By CRAIG MURPHY
Of the Keizertimes
Now the location is known for the Big Toy.
The website is up and running at keizerbigtoy.org.
Among the details still to be determined: what the Big Toy will be placed on.
Members of the Keizer City Council approved a new location for the community build play structure at Keizer Rapids Park earlier this month. The structure is scheduled to be built over a five-day span from June 10 to 14, 2015.
Before then, one of the details yet to be finalized is what type of ground covering to use.
Budget figures have ranged from $16,000 using wood chips to $167,000 using spongy rubber material. The current budget lists $105,000 for rubber chips.
Clint Holland has talked about getting a rubber surface from RB Rubber Products in McMinnville, but noted at a recent fundraising committee meeting the company sold its division that does the work.
“We were trying to get rubber that looks like bark chips,” Holland said. “If we want to do this, we need to really look at it. The rubber surface is more than the rubber chips. The $105,000 in the budget is for rubber chips.”
Marion County Commission Janet Carlson, chair of the fundraising committee, feels a more final cost figure needs to be secured.
“We need a better number for this as soon as we can,” she said.
Mayor Lore Christopher feels a range can be okay at this point.
“We can have a range of flooring, from X to Y amount,” Christopher said. “I think this is a moving target.”
Carlson likened the cost to a different type of flooring.
“We need to get a range, for different size areas,” Carlson said. “Once we find the price, it’s like getting pricing for carpet.”
Holland showed pictures on his phone of a new large play structure in McMinnville, putting an emphasis on the surface used.
“You spread dust in, which helps with the softness,” Holland said. “In McMinnville, they spread the rubber surface. It looks like wood with all the rough edges taken off. It’s like driftwood.”

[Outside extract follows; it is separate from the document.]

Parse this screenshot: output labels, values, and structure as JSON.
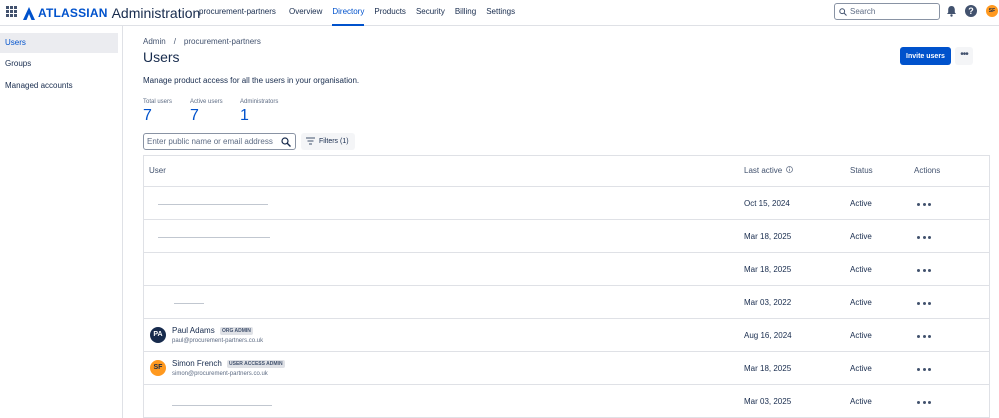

In recent months, health concerns have been raised about rubber crumbs from artificial turf causing cancer among soccer players – in particular goalies, whose faces are more likely to come into contact with the turf.
Due to the concerns, Holland has vowed whatever surface is used in Keizer won’t have anything that could potentially make children sick.
“The Big Toy is not going to use it,” Holland said of rubber crumb. “It’s the loose material, the fine shavings. When goalies hit their face on the ground and the stuff goes up in the nose, the chemicals might be causing the cancer. There might be other types of products to put in there instead.”
At recent meetings, Holland has been carrying around a block of the type of product he’d like to use. The base is black and stiff, with a blue-green top.
“This stuff can be used,” Holland said. “This is used in McMinnville. It’s like driftwood from the ocean is what it looks like to me. You can get it in any color. The costs might go down with something like this.”
For nearly a year Holland has talked about being able to get the material at RB Rubber at a good price, but that opportunity seems to have passed.
“They sold that division, so we couldn’t get it there anymore,” he said.